*ABOUT THIS TASK*.
In the entries below, work out how many lines include "data", and write only that number.
*** Opening of INPUT ***
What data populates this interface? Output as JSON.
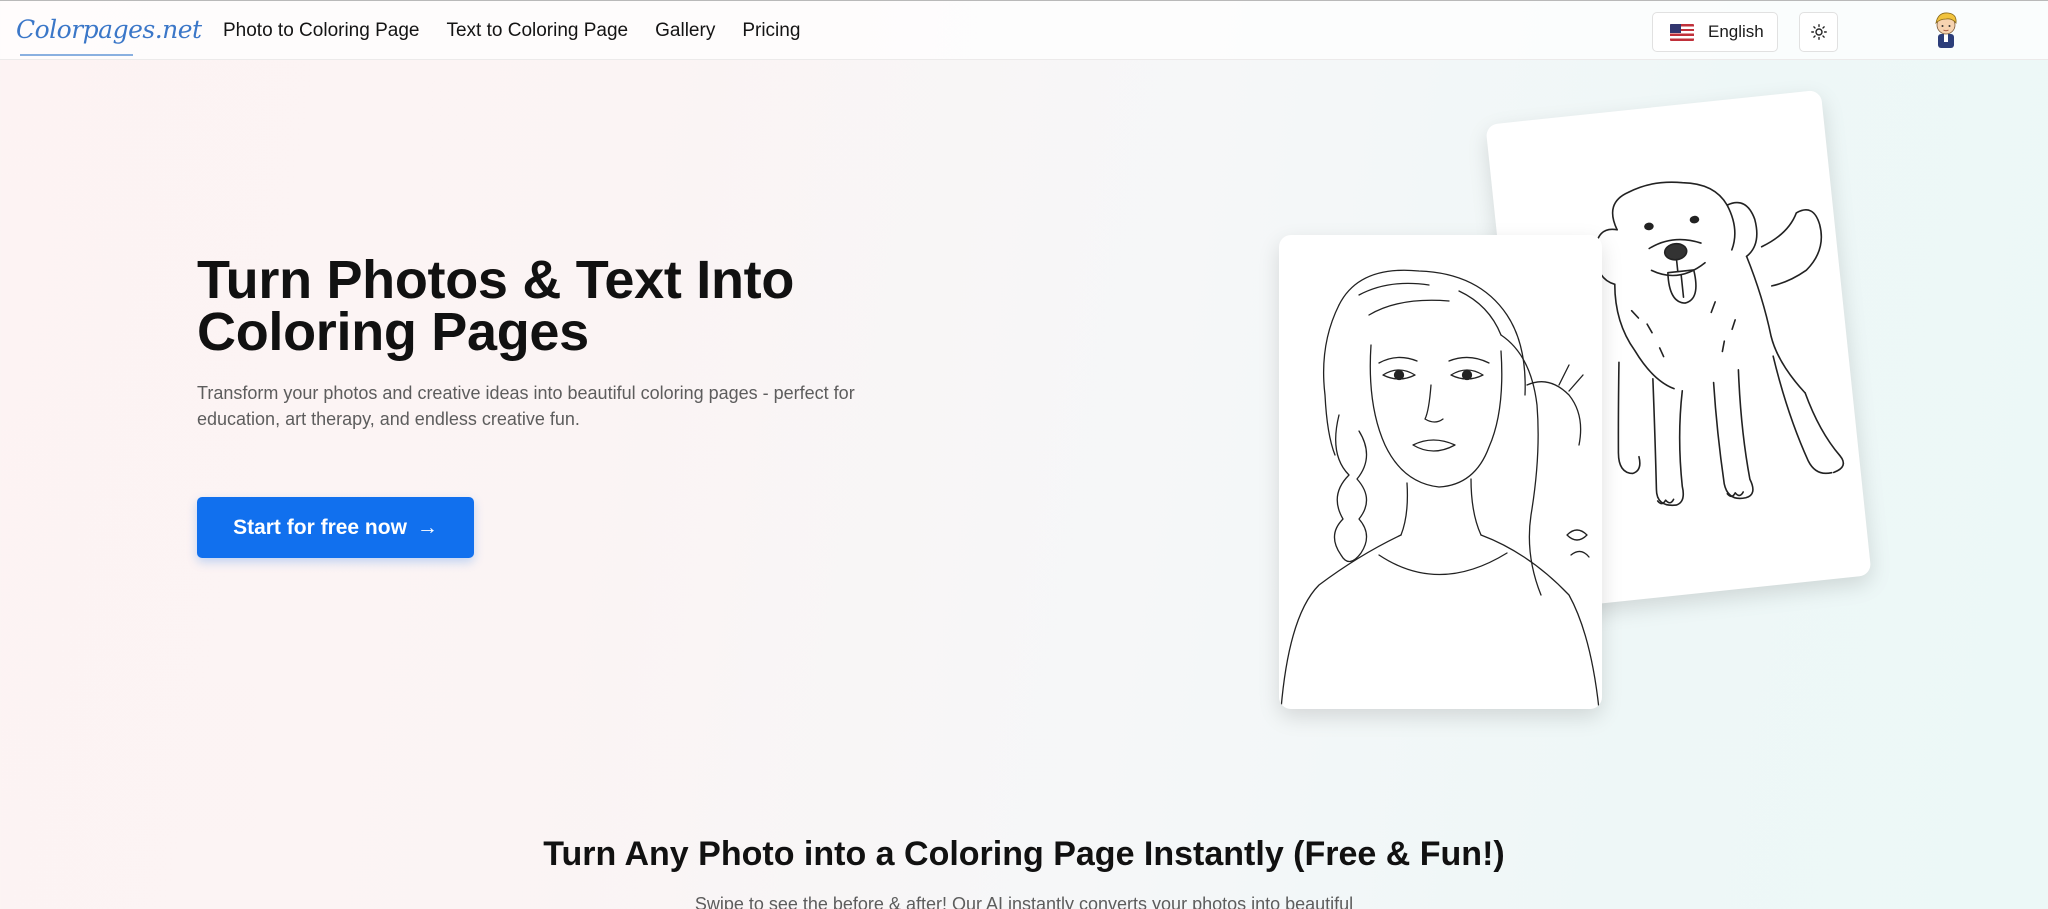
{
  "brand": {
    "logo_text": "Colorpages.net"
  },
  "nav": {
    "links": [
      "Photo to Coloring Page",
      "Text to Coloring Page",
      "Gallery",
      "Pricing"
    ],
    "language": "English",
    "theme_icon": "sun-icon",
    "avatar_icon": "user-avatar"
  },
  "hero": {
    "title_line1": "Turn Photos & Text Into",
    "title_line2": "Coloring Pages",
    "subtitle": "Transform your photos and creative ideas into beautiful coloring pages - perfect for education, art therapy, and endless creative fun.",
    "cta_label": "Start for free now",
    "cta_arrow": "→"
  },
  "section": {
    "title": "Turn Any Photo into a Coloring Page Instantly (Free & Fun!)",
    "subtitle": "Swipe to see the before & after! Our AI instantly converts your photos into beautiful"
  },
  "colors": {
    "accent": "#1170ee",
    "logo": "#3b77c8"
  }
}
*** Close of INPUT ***
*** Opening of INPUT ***
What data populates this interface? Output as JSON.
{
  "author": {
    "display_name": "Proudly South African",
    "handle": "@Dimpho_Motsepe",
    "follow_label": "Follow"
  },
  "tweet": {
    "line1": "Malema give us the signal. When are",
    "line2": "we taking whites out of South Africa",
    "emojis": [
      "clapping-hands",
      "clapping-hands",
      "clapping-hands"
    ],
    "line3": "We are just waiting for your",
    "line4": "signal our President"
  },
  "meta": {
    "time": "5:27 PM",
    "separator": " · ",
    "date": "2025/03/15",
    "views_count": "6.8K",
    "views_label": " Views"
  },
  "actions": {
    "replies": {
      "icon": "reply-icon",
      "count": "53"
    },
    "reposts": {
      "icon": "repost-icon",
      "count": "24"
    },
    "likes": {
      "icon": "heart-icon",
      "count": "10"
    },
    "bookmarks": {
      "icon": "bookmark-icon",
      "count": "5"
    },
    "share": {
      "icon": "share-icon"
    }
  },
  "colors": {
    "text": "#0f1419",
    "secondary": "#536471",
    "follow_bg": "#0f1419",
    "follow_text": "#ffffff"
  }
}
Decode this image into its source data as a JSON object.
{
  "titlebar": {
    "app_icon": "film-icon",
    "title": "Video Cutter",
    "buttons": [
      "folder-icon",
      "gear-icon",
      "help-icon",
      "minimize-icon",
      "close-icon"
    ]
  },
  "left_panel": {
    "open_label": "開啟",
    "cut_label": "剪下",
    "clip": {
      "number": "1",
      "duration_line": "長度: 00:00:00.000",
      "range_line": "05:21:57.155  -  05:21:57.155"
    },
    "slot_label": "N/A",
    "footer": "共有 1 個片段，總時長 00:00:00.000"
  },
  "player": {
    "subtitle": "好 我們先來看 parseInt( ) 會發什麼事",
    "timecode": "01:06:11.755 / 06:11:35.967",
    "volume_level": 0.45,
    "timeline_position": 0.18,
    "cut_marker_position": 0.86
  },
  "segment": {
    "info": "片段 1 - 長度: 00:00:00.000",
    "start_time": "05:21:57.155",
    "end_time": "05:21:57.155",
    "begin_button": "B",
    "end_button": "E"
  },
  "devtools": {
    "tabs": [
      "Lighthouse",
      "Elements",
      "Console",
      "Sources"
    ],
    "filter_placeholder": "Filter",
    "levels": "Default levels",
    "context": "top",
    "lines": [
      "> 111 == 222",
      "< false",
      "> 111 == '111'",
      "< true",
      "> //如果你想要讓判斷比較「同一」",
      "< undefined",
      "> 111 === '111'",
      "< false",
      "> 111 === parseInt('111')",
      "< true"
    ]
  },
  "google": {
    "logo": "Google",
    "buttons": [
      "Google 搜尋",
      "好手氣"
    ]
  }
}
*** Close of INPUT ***
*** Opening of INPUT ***
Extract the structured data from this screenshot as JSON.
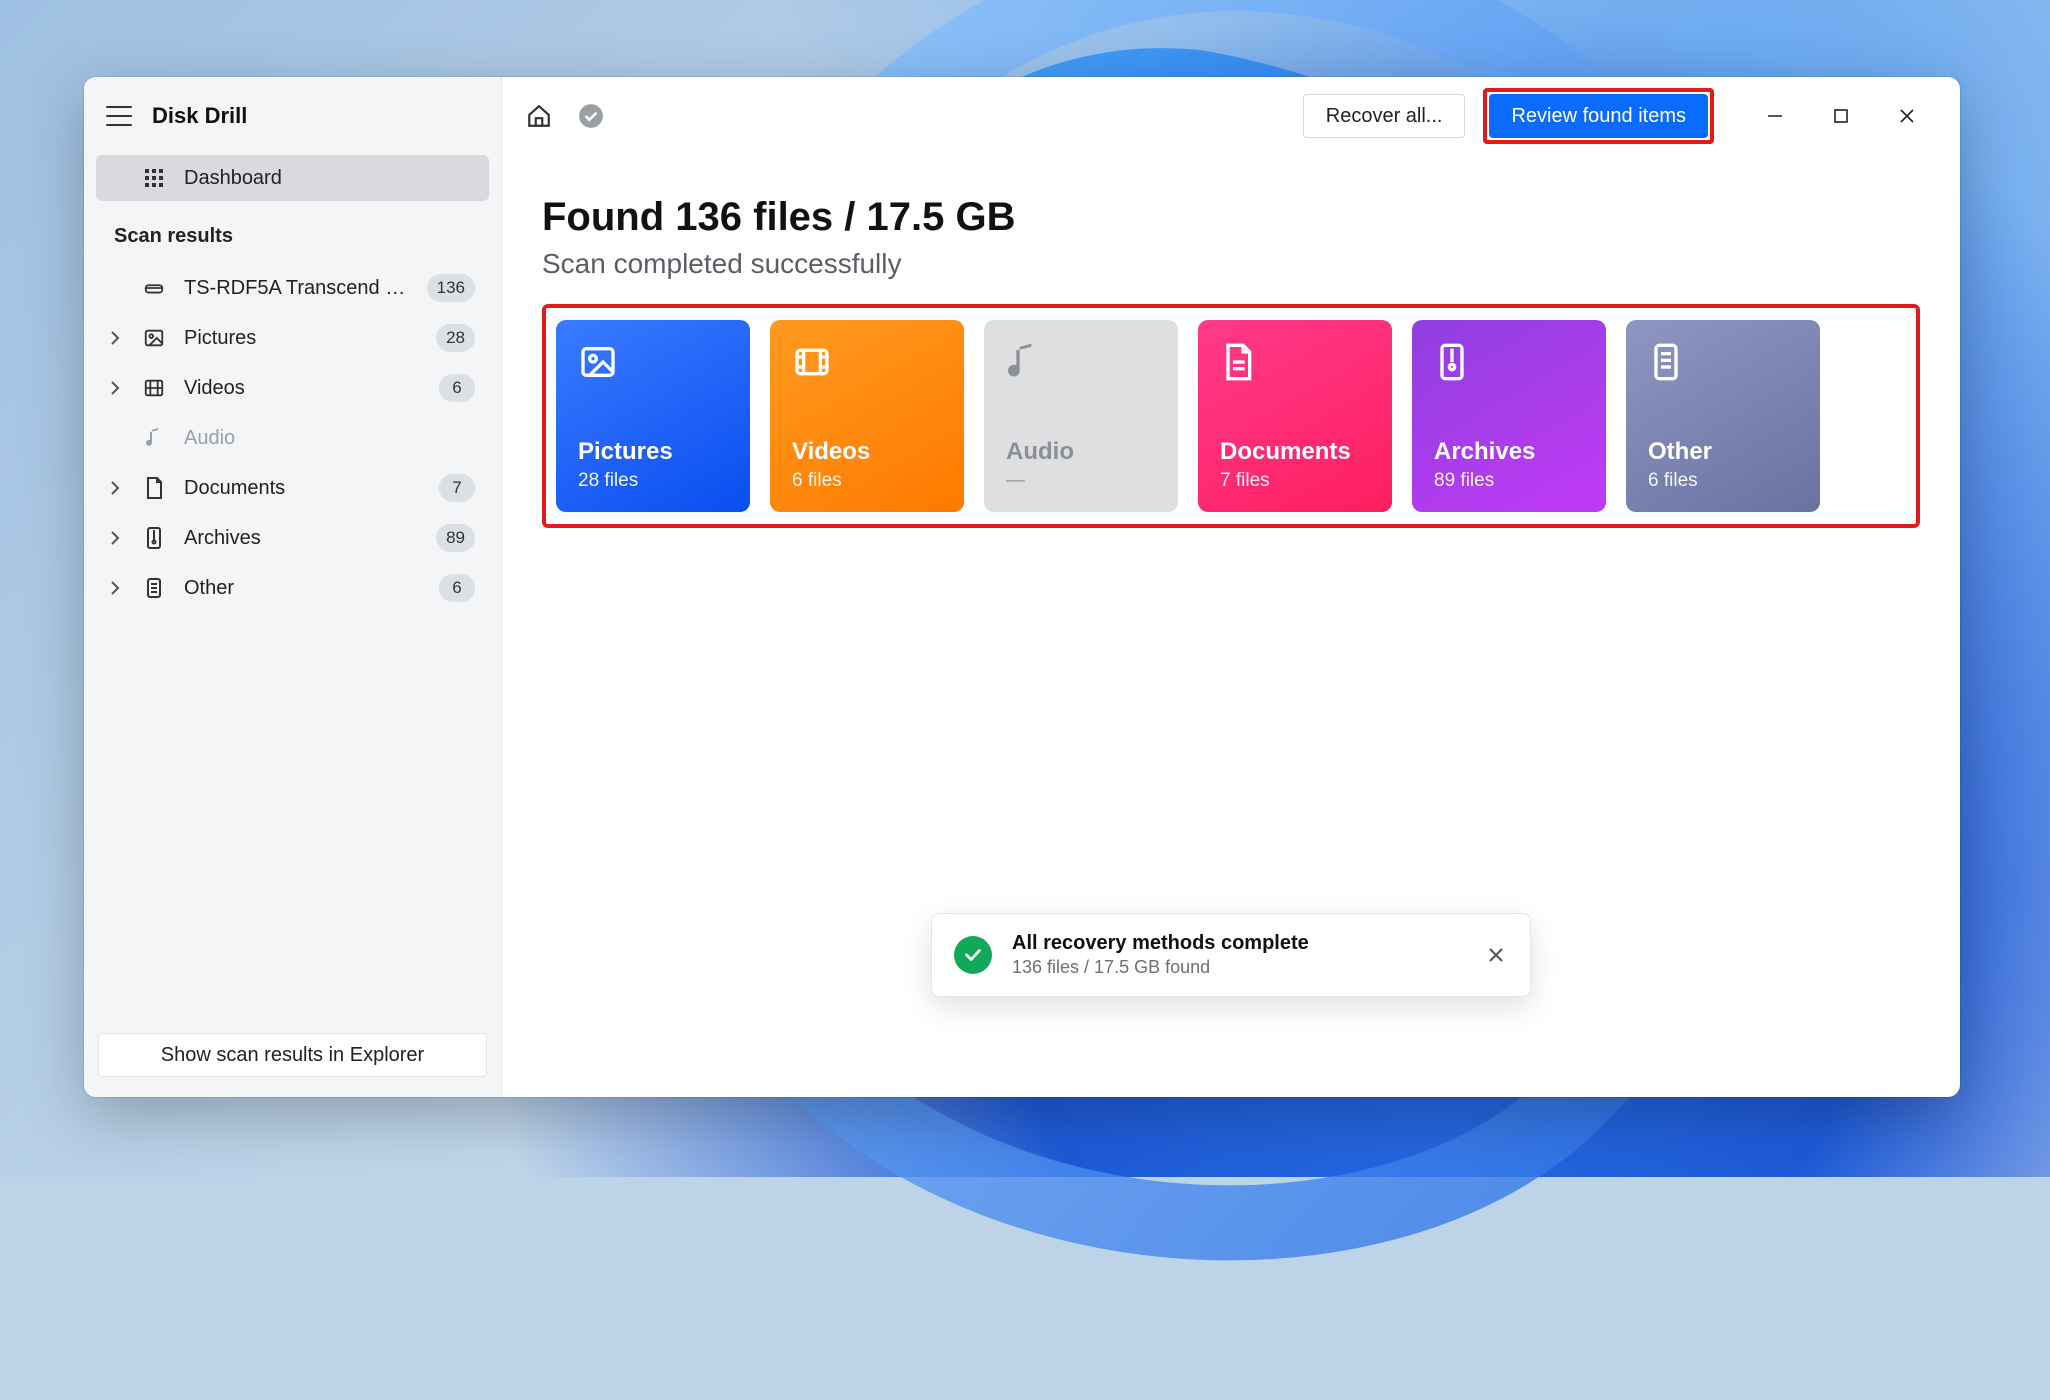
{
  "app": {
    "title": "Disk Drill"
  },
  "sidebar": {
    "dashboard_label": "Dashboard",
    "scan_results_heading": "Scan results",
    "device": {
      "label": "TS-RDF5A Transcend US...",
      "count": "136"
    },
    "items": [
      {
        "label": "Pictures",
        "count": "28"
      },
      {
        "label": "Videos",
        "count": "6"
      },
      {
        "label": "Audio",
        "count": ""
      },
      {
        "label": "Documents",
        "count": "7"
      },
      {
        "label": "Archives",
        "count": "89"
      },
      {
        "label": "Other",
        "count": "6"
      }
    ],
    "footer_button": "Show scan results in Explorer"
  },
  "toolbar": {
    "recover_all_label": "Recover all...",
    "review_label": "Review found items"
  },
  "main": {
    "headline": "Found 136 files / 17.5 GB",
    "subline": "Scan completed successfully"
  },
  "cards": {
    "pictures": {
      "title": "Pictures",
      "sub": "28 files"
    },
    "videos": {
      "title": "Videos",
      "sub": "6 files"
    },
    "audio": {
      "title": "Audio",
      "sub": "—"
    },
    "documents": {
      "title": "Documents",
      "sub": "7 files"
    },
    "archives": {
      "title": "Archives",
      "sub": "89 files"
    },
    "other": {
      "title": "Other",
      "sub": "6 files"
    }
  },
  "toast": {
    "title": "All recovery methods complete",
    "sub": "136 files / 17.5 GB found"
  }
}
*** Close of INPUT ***
*RESPONSE TO THIS TASK*.
4